The red tabs, worn on the collar by colonels and higher ranks, have their origin in the mediaeval age of knights. The tabs are officially called Gorget Patches, the gorget being piece of armour that protected the knight's throat. The practice was picked up again during the 1899-1902 war in South Africa where red tabs were introduced to distinguish senior officers from the khaki crowd. Sashes used to be worn around the waist (sometimes from the shoulder) for carrying wounded pals. Since the load had to be light and strong, silk was used and is still worn as part of ceremonial dress. While the Rifles have sashes in black the others wear crimson.
The ceremonial head-dress for the Garhwal and Gorkha Rifles is the double felt hat. Berets are black for armour corps, olive green for most others, and maroon for airborne (parachute) regiments, the last of which has a story behind it. It is said Sir Frederick Browning, who raised the first airborne division, found troop morale down one day in North Africa.
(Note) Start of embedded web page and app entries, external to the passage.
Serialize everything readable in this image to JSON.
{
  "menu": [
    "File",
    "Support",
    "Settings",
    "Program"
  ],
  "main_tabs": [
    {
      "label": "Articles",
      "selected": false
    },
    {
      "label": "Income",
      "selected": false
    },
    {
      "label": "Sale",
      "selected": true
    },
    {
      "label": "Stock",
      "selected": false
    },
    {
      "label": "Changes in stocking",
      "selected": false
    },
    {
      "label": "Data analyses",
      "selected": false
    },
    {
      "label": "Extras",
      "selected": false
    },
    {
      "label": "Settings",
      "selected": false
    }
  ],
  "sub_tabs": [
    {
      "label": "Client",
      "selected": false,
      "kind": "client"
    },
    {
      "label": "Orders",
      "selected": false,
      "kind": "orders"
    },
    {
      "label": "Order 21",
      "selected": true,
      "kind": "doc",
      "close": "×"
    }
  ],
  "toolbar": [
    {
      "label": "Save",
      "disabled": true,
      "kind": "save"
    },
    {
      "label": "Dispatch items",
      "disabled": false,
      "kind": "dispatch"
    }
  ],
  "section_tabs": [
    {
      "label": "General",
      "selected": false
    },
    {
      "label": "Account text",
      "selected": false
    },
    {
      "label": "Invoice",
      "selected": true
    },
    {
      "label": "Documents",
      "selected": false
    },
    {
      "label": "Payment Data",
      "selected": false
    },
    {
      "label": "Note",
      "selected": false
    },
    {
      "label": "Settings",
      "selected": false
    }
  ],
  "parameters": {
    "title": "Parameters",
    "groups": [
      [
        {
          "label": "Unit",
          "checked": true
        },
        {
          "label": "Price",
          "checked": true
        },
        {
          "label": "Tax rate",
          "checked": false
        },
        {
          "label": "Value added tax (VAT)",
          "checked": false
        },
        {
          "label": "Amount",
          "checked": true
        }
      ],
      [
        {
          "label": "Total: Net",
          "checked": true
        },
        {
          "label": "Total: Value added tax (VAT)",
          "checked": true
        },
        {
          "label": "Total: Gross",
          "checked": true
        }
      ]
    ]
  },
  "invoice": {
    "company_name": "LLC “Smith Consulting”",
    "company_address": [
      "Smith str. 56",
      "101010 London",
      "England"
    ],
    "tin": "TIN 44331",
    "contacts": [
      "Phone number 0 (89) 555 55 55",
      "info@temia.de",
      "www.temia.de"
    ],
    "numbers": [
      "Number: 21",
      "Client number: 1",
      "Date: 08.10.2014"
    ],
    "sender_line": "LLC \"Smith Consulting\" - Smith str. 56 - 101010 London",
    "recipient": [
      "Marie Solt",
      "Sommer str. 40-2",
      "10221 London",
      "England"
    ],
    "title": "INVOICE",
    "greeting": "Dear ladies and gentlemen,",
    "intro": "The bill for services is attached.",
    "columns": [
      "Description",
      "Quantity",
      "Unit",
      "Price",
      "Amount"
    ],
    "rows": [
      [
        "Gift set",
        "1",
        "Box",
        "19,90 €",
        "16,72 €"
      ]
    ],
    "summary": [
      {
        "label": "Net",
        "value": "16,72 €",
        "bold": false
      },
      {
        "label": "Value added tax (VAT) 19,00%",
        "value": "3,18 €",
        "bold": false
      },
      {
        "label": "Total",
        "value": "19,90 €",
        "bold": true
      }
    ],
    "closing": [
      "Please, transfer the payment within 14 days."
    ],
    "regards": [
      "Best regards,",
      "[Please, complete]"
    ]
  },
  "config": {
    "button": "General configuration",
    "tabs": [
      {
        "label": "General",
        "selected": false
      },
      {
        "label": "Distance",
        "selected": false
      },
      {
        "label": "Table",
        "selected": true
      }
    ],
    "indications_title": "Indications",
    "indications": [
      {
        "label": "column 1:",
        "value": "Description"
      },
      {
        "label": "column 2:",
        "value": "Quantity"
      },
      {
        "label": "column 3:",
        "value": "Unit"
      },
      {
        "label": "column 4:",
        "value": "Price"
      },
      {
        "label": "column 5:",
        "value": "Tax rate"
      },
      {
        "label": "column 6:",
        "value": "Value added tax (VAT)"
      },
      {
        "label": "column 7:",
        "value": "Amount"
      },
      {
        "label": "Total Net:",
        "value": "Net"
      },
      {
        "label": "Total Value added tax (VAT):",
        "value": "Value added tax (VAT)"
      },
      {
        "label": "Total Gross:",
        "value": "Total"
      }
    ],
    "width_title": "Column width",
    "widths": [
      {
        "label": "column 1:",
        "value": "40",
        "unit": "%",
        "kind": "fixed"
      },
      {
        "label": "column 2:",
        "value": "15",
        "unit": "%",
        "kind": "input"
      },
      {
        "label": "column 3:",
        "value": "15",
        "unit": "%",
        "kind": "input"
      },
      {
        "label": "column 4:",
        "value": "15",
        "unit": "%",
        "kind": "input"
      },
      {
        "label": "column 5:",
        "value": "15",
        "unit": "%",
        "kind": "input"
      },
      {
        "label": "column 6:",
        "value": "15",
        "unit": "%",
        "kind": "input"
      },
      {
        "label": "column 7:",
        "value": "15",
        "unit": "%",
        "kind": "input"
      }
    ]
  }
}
His wife, the novelist Daphne du Maurier, suggested they be given new hats of maroon.
The colour of the parachute worn on the left pocket denotes the number of jumps one has made. Blue indicates 25 to 49; yellow 50 to 99 and red 100 and above.
Madras Sappers wear a dupata which reminds them of their days of valour under Sir Charles Napier, the punning conqueror of Sind who sent the famous 'Peccavi' or 'I have sinned' message. Napier led 3000 men including C company of Madras Sappers in an attack against the Baluchis at Meeanee in Sind in February 1843. The British 22nd Regiment of the Foot (later Cheshire Regiment) was also present and there was much fraternisation after the victory. The British troopers gave their shakos to the Madrasis. Later they adopted the headgear and called it dupata.
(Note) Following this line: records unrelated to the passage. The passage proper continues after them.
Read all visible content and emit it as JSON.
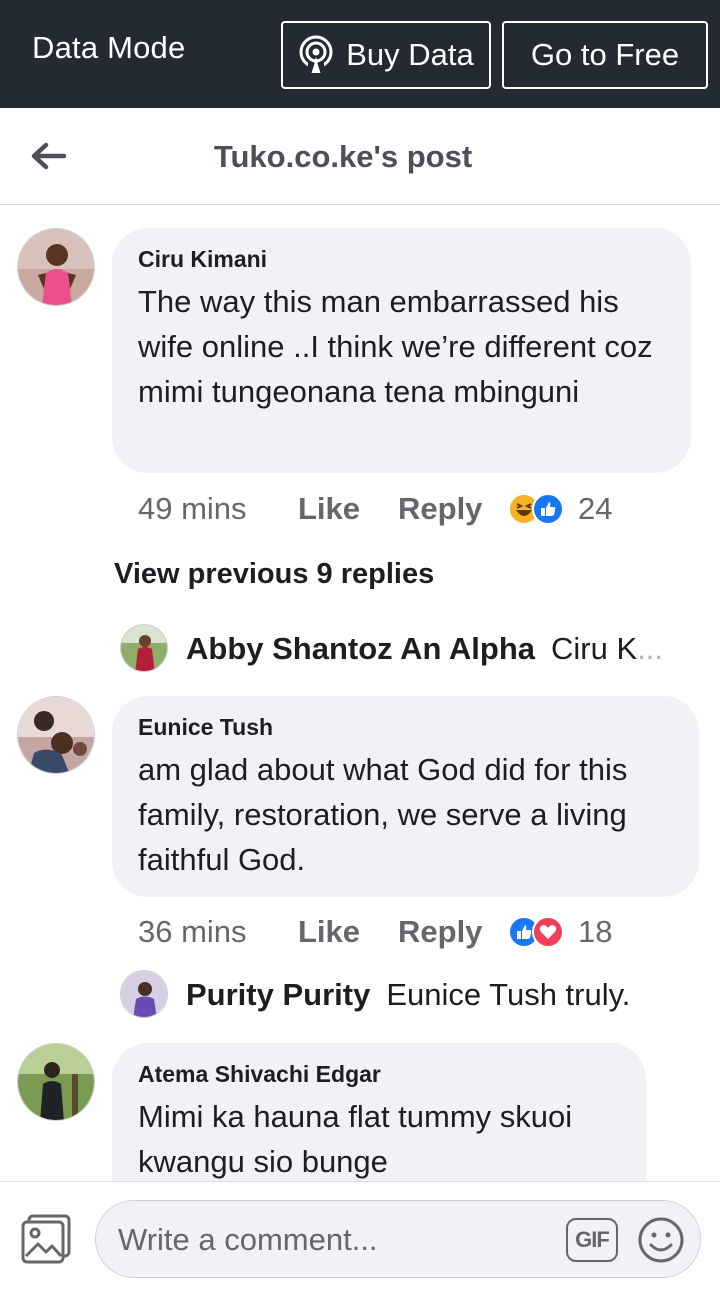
{
  "databar": {
    "mode_label": "Data Mode",
    "buy_label": "Buy Data",
    "free_label": "Go to Free"
  },
  "header": {
    "title": "Tuko.co.ke's post"
  },
  "comments": [
    {
      "name": "Ciru Kimani",
      "text": "The way this man embarrassed his wife online ..I think we’re different coz mimi tungeonana tena mbinguni",
      "time": "49 mins",
      "like": "Like",
      "reply": "Reply",
      "reactions": [
        "haha",
        "like"
      ],
      "count": "24"
    },
    {
      "name": "Eunice Tush",
      "text": "am glad about what God did for this family, restoration, we serve a living faithful God.",
      "time": "36 mins",
      "like": "Like",
      "reply": "Reply",
      "reactions": [
        "like",
        "love"
      ],
      "count": "18"
    },
    {
      "name": "Atema Shivachi Edgar",
      "text": "Mimi ka hauna flat tummy skuoi kwangu sio bunge"
    }
  ],
  "view_previous": "View previous 9 replies",
  "replies": [
    {
      "name": "Abby Shantoz An Alpha",
      "text": "Ciru K",
      "ellipsis": "..."
    },
    {
      "name": "Purity Purity",
      "text": "Eunice Tush truly."
    }
  ],
  "composer": {
    "placeholder": "Write a comment...",
    "gif_label": "GIF"
  },
  "colors": {
    "databar_bg": "#232a33",
    "bubble_bg": "#f0f2f5",
    "like_blue": "#1877f2",
    "love_red": "#f33e58",
    "haha_yellow": "#f7b125"
  },
  "icons": [
    "back-arrow-icon",
    "broadcast-icon",
    "photo-icon",
    "emoji-icon",
    "haha-reaction-icon",
    "like-reaction-icon",
    "love-reaction-icon"
  ]
}
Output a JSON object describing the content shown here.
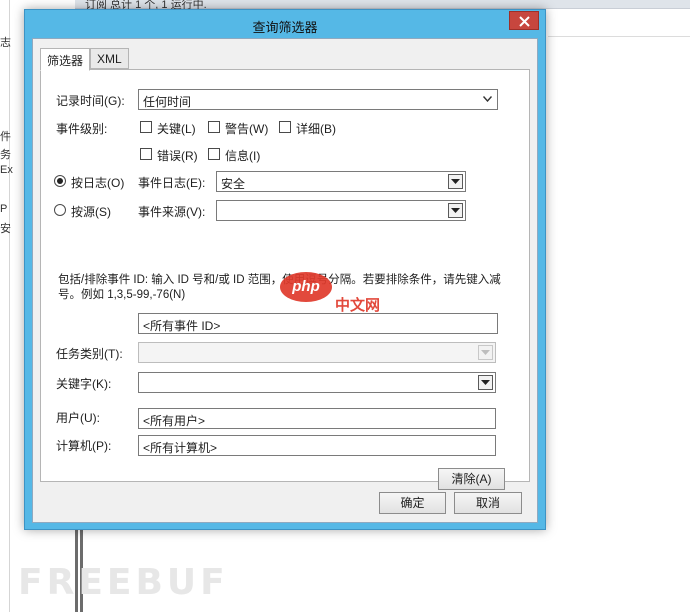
{
  "background": {
    "top_text": "订阅    总计 1 个, 1 运行中.",
    "left_fragments": [
      "志",
      "件",
      "务",
      "Ex",
      "P",
      "安"
    ],
    "watermark": "FREEBUF"
  },
  "dialog": {
    "title": "查询筛选器",
    "tabs": [
      {
        "label": "筛选器",
        "active": true
      },
      {
        "label": "XML",
        "active": false
      }
    ],
    "logged": {
      "label": "记录时间(G):",
      "value": "任何时间"
    },
    "event_level": {
      "label": "事件级别:",
      "options": [
        {
          "label": "关键(L)",
          "checked": false
        },
        {
          "label": "警告(W)",
          "checked": false
        },
        {
          "label": "详细(B)",
          "checked": false
        },
        {
          "label": "错误(R)",
          "checked": false
        },
        {
          "label": "信息(I)",
          "checked": false
        }
      ]
    },
    "by_log": {
      "label": "按日志(O)",
      "checked": true,
      "field_label": "事件日志(E):",
      "value": "安全"
    },
    "by_source": {
      "label": "按源(S)",
      "checked": false,
      "field_label": "事件来源(V):",
      "value": ""
    },
    "help_text": "包括/排除事件 ID: 输入 ID 号和/或 ID 范围，使用逗号分隔。若要排除条件，请先键入减号。例如 1,3,5-99,-76(N)",
    "event_ids": {
      "value": "<所有事件 ID>"
    },
    "task_category": {
      "label": "任务类别(T):",
      "value": "",
      "disabled": true
    },
    "keywords": {
      "label": "关键字(K):",
      "value": ""
    },
    "user": {
      "label": "用户(U):",
      "value": "<所有用户>"
    },
    "computer": {
      "label": "计算机(P):",
      "value": "<所有计算机>"
    },
    "clear_label": "清除(A)",
    "ok_label": "确定",
    "cancel_label": "取消"
  },
  "overlay": {
    "logo_text": "php",
    "site_text": "中文网",
    "logo_color": "#e03a2c"
  },
  "colors": {
    "titlebar": "#55b8e6",
    "close_button": "#c7463e",
    "client_bg": "#f0f0f0"
  }
}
Before the 1922 reorganisation, each battalion had its own cap badge. Now there is only one for a regiment. The Punjab Regiment's cap badge has a galley on it commemorating the fact that its 2 battalion was the first to serve overseas and was there at the capture of the Isle of Amboyna.
The style of wearing lanyards also differs from unit to unit. Officers of old 'Royal' regiments, corps and departments, and those permitted as a mark of appreciation by the President wear them on the right shoulder. Rajputana Rifles have a red knot with two zig-zag golden stripes, which Gen. Cariappa allowed, impressed by a dinner they gave Field Marshal Sir William Slim. Nicknames or honorific titles are adopted by units through historical associations. The 2nd battalion of Jammu & Kashmir Light Infantry (JAKLI or Jaklight) is called Sherwani Paltan (paltan is Hindustani for battalion) after the schoolmaster and poet Maqbool Sherwani of Baramulla, who joined the force and organised volunteers against Pakistani raiders and was captured and nailed alive on a tree. 'MMG Parade' in this regiment means mandir, masjid and gurdwara which are under the same roof.
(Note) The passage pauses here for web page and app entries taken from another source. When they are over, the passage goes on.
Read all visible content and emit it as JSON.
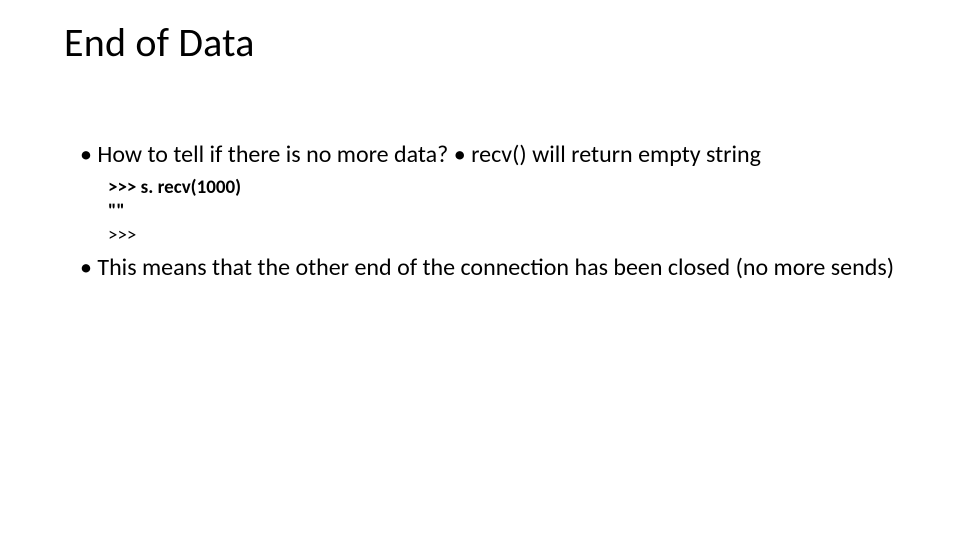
{
  "title": "End of Data",
  "bullet1": "• How to tell if there is no more data? • recv() will return empty string",
  "code": {
    "line1": ">>> s. recv(1000)",
    "line2": "\"\"",
    "line3": ">>>"
  },
  "bullet2": "• This means that the other end of the connection has been closed (no more sends)"
}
Naval ships 'crossing the line' (Equator) have unusual rituals on board. A mock court of Lord Varuna is held and the captain is tried on fantastic charges. Prime Minister Jawaharlal Nehru, sailing to Indonesia, was 'tried' for overworking and having too many phones on his desk. Finally the 'old man' (captain) is given Varuna's certificate.
The sailors' tongue is a separate lexicon by itself. A story goes that a Society for the Study of Naval Language sent a questionnaire to Admiral Lord Nelson, who returned it with the remark, "Please forward through proper channel". The study team went to the shore of the English Channel, put the questionnaire in a bottle addressed to Nelson at Portsmouth. Two centuries later the bottled questionnaire reached the Florida beach where a Green group sued the long-defunct society for littering the sea.